Page and application data records:
Content starts

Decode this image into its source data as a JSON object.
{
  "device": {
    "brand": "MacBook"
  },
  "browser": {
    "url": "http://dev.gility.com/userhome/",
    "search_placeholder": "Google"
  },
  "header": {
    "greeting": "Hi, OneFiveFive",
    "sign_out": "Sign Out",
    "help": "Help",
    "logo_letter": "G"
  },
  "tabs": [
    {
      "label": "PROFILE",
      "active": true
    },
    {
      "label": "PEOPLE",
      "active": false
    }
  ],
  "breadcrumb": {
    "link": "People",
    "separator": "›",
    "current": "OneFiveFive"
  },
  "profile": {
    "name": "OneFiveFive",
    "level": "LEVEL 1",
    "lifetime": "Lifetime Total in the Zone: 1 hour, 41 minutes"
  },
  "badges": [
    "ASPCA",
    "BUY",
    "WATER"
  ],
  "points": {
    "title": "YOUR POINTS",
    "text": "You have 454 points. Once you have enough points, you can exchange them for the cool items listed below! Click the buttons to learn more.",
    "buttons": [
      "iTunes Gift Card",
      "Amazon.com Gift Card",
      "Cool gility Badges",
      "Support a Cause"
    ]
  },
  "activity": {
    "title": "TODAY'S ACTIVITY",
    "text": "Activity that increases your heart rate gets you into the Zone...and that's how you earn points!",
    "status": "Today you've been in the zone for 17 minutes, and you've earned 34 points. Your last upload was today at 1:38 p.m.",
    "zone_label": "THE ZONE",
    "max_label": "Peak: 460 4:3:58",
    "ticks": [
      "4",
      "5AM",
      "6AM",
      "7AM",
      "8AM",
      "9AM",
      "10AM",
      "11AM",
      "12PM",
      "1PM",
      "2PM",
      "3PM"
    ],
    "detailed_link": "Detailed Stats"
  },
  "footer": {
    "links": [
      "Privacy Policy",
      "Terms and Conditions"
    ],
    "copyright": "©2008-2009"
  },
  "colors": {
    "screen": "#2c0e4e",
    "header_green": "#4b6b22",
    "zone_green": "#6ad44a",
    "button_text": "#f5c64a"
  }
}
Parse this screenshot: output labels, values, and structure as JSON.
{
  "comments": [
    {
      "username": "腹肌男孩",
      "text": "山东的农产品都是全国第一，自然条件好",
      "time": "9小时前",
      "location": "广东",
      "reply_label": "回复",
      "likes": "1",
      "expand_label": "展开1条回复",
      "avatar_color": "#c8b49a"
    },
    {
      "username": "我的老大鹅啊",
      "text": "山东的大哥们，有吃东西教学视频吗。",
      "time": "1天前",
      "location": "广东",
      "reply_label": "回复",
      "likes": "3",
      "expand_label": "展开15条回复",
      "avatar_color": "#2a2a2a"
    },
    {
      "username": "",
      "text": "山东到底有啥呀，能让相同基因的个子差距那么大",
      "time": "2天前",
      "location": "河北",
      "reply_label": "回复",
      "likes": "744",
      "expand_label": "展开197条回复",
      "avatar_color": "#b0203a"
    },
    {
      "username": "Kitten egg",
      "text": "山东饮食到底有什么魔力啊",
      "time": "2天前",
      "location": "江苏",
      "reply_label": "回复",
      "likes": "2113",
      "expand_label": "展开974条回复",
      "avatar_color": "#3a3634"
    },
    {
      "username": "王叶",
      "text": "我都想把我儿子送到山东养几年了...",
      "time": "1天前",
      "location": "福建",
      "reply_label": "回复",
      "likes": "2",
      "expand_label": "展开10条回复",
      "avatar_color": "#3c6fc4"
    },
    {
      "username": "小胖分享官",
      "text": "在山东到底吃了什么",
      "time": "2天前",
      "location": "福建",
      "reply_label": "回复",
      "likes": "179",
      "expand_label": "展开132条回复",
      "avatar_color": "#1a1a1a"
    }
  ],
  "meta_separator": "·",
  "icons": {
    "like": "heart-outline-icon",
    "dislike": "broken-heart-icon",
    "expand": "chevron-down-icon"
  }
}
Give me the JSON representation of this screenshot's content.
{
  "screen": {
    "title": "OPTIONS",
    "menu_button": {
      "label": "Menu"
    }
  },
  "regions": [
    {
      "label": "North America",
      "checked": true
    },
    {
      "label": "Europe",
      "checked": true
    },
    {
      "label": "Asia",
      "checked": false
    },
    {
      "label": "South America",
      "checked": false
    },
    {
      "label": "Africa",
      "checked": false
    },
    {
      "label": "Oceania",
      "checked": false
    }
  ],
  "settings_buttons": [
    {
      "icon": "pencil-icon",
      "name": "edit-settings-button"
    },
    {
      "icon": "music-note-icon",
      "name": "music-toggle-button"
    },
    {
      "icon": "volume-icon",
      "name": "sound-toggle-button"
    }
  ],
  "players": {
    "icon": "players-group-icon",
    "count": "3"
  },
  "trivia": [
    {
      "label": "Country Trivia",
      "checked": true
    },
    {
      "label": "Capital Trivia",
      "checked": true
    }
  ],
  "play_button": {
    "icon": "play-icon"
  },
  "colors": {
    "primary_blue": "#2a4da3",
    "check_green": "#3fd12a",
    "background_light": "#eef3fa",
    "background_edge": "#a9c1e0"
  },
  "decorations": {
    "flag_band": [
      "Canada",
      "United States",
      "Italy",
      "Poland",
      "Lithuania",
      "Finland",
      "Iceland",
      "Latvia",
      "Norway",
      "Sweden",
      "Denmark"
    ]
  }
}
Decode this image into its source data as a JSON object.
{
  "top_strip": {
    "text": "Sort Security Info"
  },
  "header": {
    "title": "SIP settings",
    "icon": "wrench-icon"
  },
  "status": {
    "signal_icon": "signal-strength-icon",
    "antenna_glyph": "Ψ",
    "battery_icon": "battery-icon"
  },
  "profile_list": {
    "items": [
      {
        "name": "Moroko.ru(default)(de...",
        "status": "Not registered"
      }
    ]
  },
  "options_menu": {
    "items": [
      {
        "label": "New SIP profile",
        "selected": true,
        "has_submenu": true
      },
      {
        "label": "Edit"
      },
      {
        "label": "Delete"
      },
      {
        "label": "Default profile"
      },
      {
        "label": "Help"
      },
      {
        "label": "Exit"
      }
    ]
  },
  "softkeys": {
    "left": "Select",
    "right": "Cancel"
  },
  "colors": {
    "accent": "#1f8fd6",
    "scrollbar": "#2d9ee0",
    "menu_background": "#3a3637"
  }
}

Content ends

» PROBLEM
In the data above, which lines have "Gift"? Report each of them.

» YOUR SOLUTION
      "iTunes Gift Card",
      "Amazon.com Gift Card",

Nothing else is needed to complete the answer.